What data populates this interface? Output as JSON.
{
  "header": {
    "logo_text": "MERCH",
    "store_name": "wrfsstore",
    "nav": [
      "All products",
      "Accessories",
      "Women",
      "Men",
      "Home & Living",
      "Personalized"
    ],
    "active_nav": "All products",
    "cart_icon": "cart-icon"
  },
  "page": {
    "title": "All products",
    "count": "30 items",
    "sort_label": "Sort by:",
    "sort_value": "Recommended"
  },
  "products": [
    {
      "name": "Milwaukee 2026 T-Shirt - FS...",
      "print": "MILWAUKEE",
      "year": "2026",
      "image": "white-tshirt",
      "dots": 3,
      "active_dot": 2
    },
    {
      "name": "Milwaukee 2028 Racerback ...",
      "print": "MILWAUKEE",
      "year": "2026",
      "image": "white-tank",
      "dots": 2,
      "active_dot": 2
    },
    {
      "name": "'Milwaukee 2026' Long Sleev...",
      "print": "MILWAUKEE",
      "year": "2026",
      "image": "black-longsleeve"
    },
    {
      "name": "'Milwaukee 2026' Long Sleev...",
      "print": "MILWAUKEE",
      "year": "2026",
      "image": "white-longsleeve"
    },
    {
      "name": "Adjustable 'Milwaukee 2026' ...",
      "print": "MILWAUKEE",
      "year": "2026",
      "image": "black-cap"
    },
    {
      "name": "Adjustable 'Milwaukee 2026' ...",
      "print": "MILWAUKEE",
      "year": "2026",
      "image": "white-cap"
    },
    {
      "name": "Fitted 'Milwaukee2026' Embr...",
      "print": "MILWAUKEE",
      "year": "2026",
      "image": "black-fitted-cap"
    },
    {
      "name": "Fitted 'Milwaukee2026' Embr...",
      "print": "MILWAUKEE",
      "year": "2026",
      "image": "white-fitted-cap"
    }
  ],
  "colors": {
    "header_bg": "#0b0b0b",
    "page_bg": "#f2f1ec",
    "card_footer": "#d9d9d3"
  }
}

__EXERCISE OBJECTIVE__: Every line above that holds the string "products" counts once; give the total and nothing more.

__RESPONSE AREA__: 4